As an enormous fan of the charming Hugh Laurie/Stephen Fry television series, I've been meaning to read one of the beloved P.G. Wodehouse books that inspired it. Finally I decided on Code of the Woosters, which is not the beginning of the series, but considered by many fans to be the best.
It may take those unfamiliar with the characters and previous plot lines a little bit to settle into the book since it references madcap mishaps and humorous characters from previous adventures, but once you get yourself lost in the world of Bertie Wooster, truly hair-brained delights await.
Wooster is a cherished figure in British lit, a bumbling but unintentionally funny aristocrat constantly embroiled in silly plots like the principle story line in this book (pushy aunt Agatha pressures him steal a cow shaped milk creamer from her neighbors), Wooster turns to his far more dignified and intelligent valet, Jeeves, to bail him out of his many twisting, turning catastrophes.

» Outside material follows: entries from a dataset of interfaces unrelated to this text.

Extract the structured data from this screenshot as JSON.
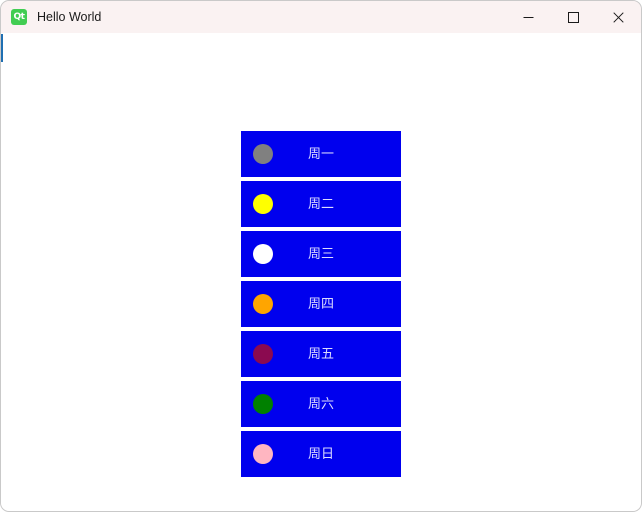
{
  "window": {
    "title": "Hello World",
    "icon": "qt-logo-icon",
    "icon_text": "Qt",
    "background": "#ffffff",
    "titlebar_background": "#faf2f2",
    "border_color": "#c9c9c9",
    "accent_sliver_color": "#1f6fb2"
  },
  "window_controls": {
    "minimize_label": "—",
    "maximize_label": "□",
    "close_label": "✕",
    "minimize_name": "minimize-button",
    "maximize_name": "maximize-button",
    "close_name": "close-button"
  },
  "buttons": {
    "background": "#0000ee",
    "text_color": "#dcdcff",
    "items": [
      {
        "label": "周一",
        "dot_color": "#808080",
        "dot_name": "gray-circle-icon"
      },
      {
        "label": "周二",
        "dot_color": "#ffff00",
        "dot_name": "yellow-circle-icon"
      },
      {
        "label": "周三",
        "dot_color": "#ffffff",
        "dot_name": "white-circle-icon"
      },
      {
        "label": "周四",
        "dot_color": "#ffa500",
        "dot_name": "orange-circle-icon"
      },
      {
        "label": "周五",
        "dot_color": "#8b0a50",
        "dot_name": "crimson-circle-icon"
      },
      {
        "label": "周六",
        "dot_color": "#008000",
        "dot_name": "green-circle-icon"
      },
      {
        "label": "周日",
        "dot_color": "#ffb6c1",
        "dot_name": "pink-circle-icon"
      }
    ]
  }
}
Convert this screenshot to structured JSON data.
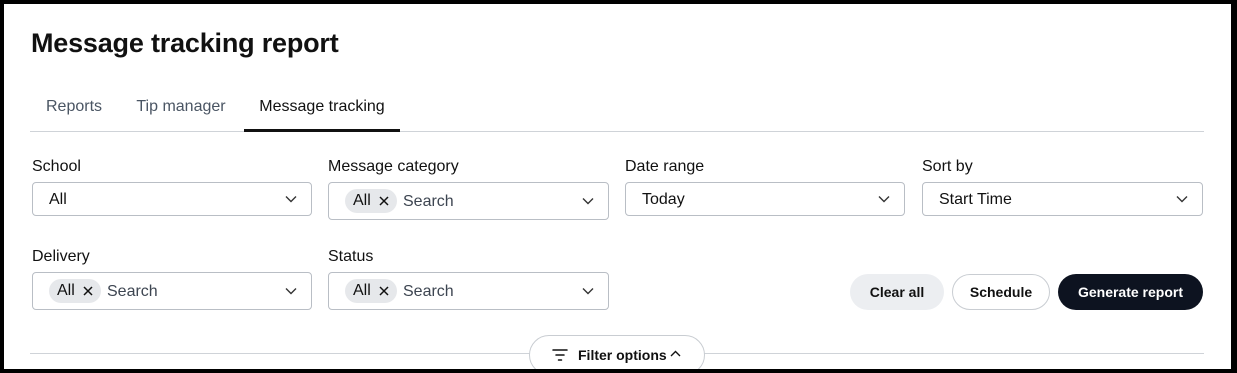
{
  "page": {
    "title": "Message tracking report"
  },
  "tabs": [
    {
      "label": "Reports"
    },
    {
      "label": "Tip manager"
    },
    {
      "label": "Message tracking",
      "active": true
    }
  ],
  "filters": {
    "school": {
      "label": "School",
      "value": "All"
    },
    "message_category": {
      "label": "Message category",
      "chip": "All",
      "placeholder": "Search"
    },
    "date_range": {
      "label": "Date range",
      "value": "Today"
    },
    "sort_by": {
      "label": "Sort by",
      "value": "Start Time"
    },
    "delivery": {
      "label": "Delivery",
      "chip": "All",
      "placeholder": "Search"
    },
    "status": {
      "label": "Status",
      "chip": "All",
      "placeholder": "Search"
    }
  },
  "actions": {
    "clear_all": "Clear all",
    "schedule": "Schedule",
    "generate_report": "Generate report"
  },
  "filter_options": {
    "label": "Filter options"
  },
  "icons": {
    "chevron": "chevron-down-icon",
    "remove": "close-icon",
    "filter": "filter-lines-icon",
    "collapse": "chevron-up-icon"
  },
  "colors": {
    "primary_button": "#0d1320",
    "chip_bg": "#e6e8eb",
    "border": "#b9bec5"
  }
}
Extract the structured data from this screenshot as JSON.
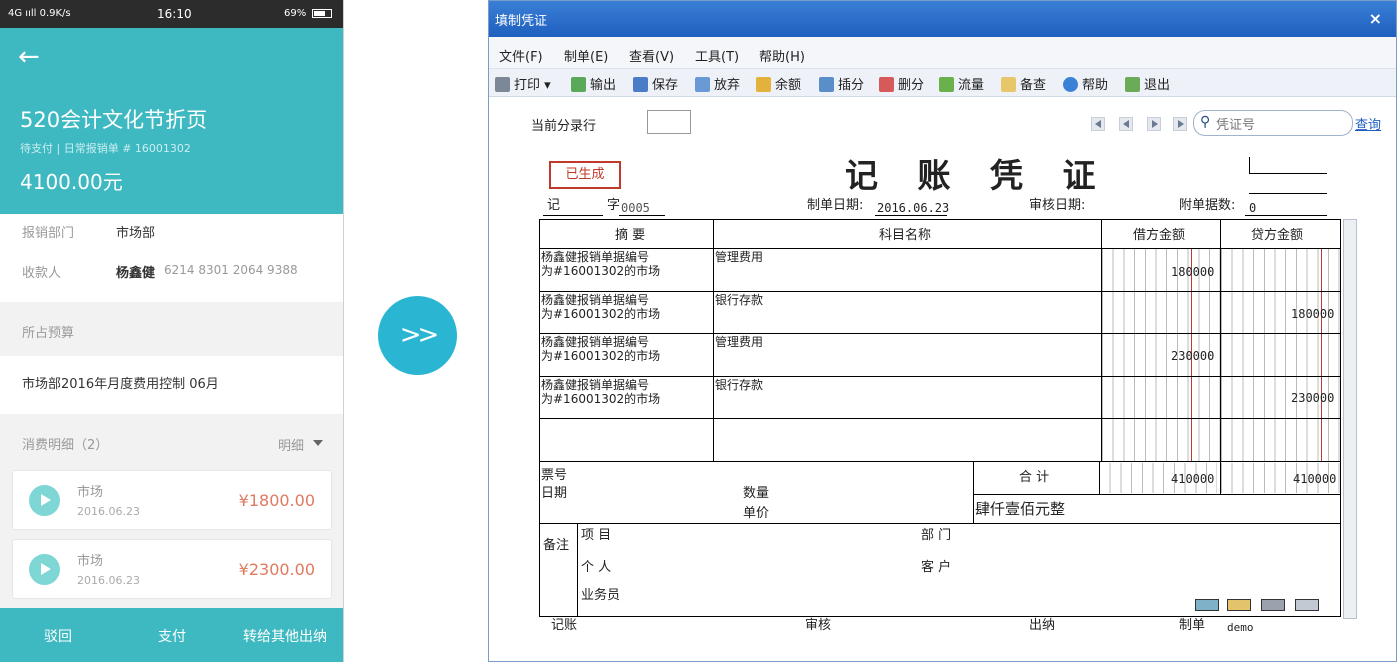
{
  "phone": {
    "status": {
      "network": "4G ııll 0.9K/s",
      "time": "16:10",
      "battery": "69%"
    },
    "title": "520会计文化节折页",
    "subtitle": "待支付 | 日常报销单 # 16001302",
    "amount": "4100.00元",
    "dept_label": "报销部门",
    "dept_value": "市场部",
    "payee_label": "收款人",
    "payee_name": "杨鑫健",
    "payee_account": "6214 8301 2064 9388",
    "budget_label": "所占预算",
    "budget_value": "市场部2016年月度费用控制 06月",
    "expense_label": "消费明细（2）",
    "detail_label": "明细",
    "expenses": [
      {
        "name": "市场",
        "date": "2016.06.23",
        "amount": "¥1800.00"
      },
      {
        "name": "市场",
        "date": "2016.06.23",
        "amount": "¥2300.00"
      }
    ],
    "actions": {
      "reject": "驳回",
      "pay": "支付",
      "transfer": "转给其他出纳"
    }
  },
  "arrow_glyph": ">>",
  "window": {
    "title": "填制凭证",
    "close": "×",
    "menu": [
      "文件(F)",
      "制单(E)",
      "查看(V)",
      "工具(T)",
      "帮助(H)"
    ],
    "toolbar": [
      "打印",
      "输出",
      "保存",
      "放弃",
      "余额",
      "插分",
      "删分",
      "流量",
      "备查",
      "帮助",
      "退出"
    ],
    "current_entry_label": "当前分录行",
    "search_placeholder": "凭证号",
    "query": "查询"
  },
  "voucher": {
    "stamp": "已生成",
    "title": "记 账 凭 证",
    "type": "记",
    "zi_label": "字",
    "number": "0005",
    "date_label": "制单日期:",
    "date": "2016.06.23",
    "audit_date_label": "审核日期:",
    "attach_label": "附单据数:",
    "attach_count": "0",
    "headers": {
      "summary": "摘  要",
      "account": "科目名称",
      "debit": "借方金额",
      "credit": "贷方金额"
    },
    "rows": [
      {
        "summary1": "杨鑫健报销单据编号",
        "summary2": "为#16001302的市场",
        "account": "管理费用",
        "debit": "180000",
        "credit": ""
      },
      {
        "summary1": "杨鑫健报销单据编号",
        "summary2": "为#16001302的市场",
        "account": "银行存款",
        "debit": "",
        "credit": "180000"
      },
      {
        "summary1": "杨鑫健报销单据编号",
        "summary2": "为#16001302的市场",
        "account": "管理费用",
        "debit": "230000",
        "credit": ""
      },
      {
        "summary1": "杨鑫健报销单据编号",
        "summary2": "为#16001302的市场",
        "account": "银行存款",
        "debit": "",
        "credit": "230000"
      }
    ],
    "ticket_label": "票号",
    "date_field_label": "日期",
    "qty_label": "数量",
    "unit_price_label": "单价",
    "total_label": "合 计",
    "total_debit": "410000",
    "total_credit": "410000",
    "total_words": "肆仟壹佰元整",
    "remark_label": "备注",
    "project_label": "项  目",
    "dept_label": "部  门",
    "person_label": "个  人",
    "customer_label": "客  户",
    "salesman_label": "业务员",
    "bookkeeper_label": "记账",
    "auditor_label": "审核",
    "cashier_label": "出纳",
    "maker_label": "制单",
    "maker": "demo"
  }
}
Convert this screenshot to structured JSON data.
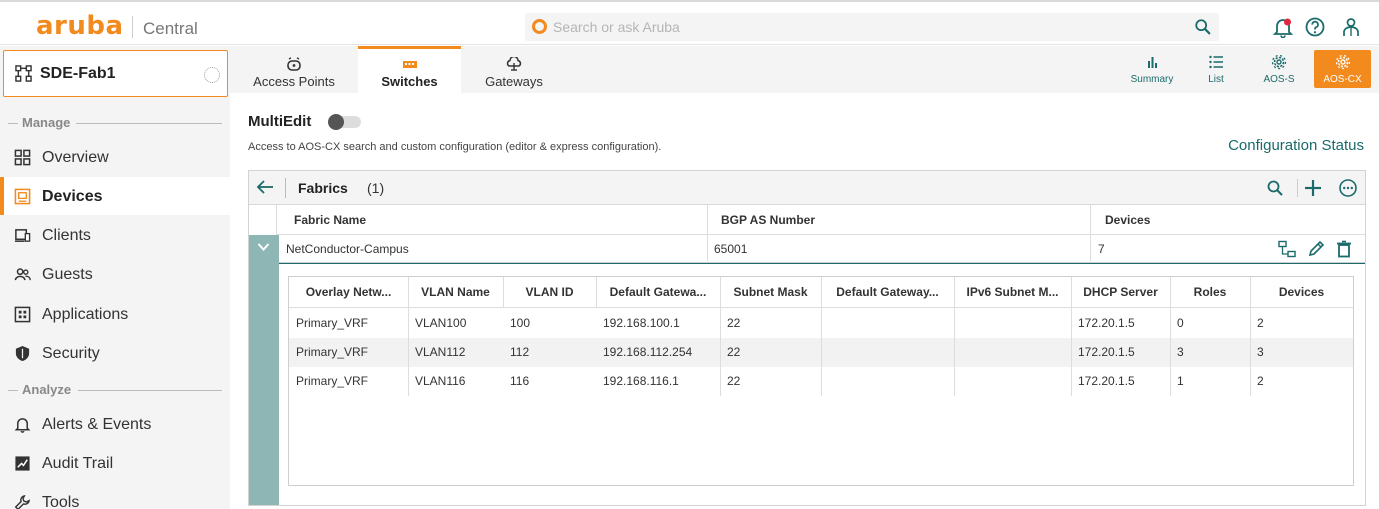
{
  "header": {
    "logo": "aruba",
    "product": "Central",
    "search_placeholder": "Search or ask Aruba"
  },
  "sidebar": {
    "fabric_selector": "SDE-Fab1",
    "sections": {
      "manage": "Manage",
      "analyze": "Analyze"
    },
    "items": [
      {
        "label": "Overview",
        "icon": "grid-icon"
      },
      {
        "label": "Devices",
        "icon": "devices-icon",
        "active": true
      },
      {
        "label": "Clients",
        "icon": "clients-icon"
      },
      {
        "label": "Guests",
        "icon": "guests-icon"
      },
      {
        "label": "Applications",
        "icon": "applications-icon"
      },
      {
        "label": "Security",
        "icon": "shield-icon"
      },
      {
        "label": "Alerts & Events",
        "icon": "bell-icon"
      },
      {
        "label": "Audit Trail",
        "icon": "audit-trail-icon"
      },
      {
        "label": "Tools",
        "icon": "wrench-icon"
      }
    ]
  },
  "tabs": [
    {
      "label": "Access Points",
      "icon": "access-point-icon"
    },
    {
      "label": "Switches",
      "icon": "switch-icon",
      "active": true
    },
    {
      "label": "Gateways",
      "icon": "gateway-icon"
    }
  ],
  "view_buttons": [
    {
      "label": "Summary",
      "icon": "bar-chart-icon"
    },
    {
      "label": "List",
      "icon": "list-icon"
    },
    {
      "label": "AOS-S",
      "icon": "gear-icon"
    },
    {
      "label": "AOS-CX",
      "icon": "gear-icon",
      "active": true
    }
  ],
  "multiedit": {
    "label": "MultiEdit",
    "enabled": false,
    "description": "Access to AOS-CX search and custom configuration (editor & express configuration)."
  },
  "config_status": "Configuration Status",
  "fabrics": {
    "title": "Fabrics",
    "count": "(1)",
    "columns": [
      "Fabric Name",
      "BGP AS Number",
      "Devices"
    ],
    "rows": [
      {
        "name": "NetConductor-Campus",
        "bgp_as": "65001",
        "devices": "7"
      }
    ]
  },
  "overlay_table": {
    "columns": [
      "Overlay Netw...",
      "VLAN Name",
      "VLAN ID",
      "Default Gatewa...",
      "Subnet Mask",
      "Default Gateway...",
      "IPv6 Subnet M...",
      "DHCP Server",
      "Roles",
      "Devices"
    ],
    "rows": [
      [
        "Primary_VRF",
        "VLAN100",
        "100",
        "192.168.100.1",
        "22",
        "",
        "",
        "172.20.1.5",
        "0",
        "2"
      ],
      [
        "Primary_VRF",
        "VLAN112",
        "112",
        "192.168.112.254",
        "22",
        "",
        "",
        "172.20.1.5",
        "3",
        "3"
      ],
      [
        "Primary_VRF",
        "VLAN116",
        "116",
        "192.168.116.1",
        "22",
        "",
        "",
        "172.20.1.5",
        "1",
        "2"
      ]
    ]
  },
  "colors": {
    "brand_orange": "#f28a1d",
    "teal": "#1a6b6a",
    "expand_strip": "#8db6b5",
    "notification_red": "#e0263c"
  }
}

The TV series is as good as the book, a rare feat as we all know, but there's a certain pleasure in the witty words on page. Don't let fear of the old fashioned phase you; as formulaic and neatly tied up as the plots get, and as quaint as the world depicted is, I was thoroughly amused and would laugh aloud at certain lines. I'm excited to delve into more of the duo's adventures.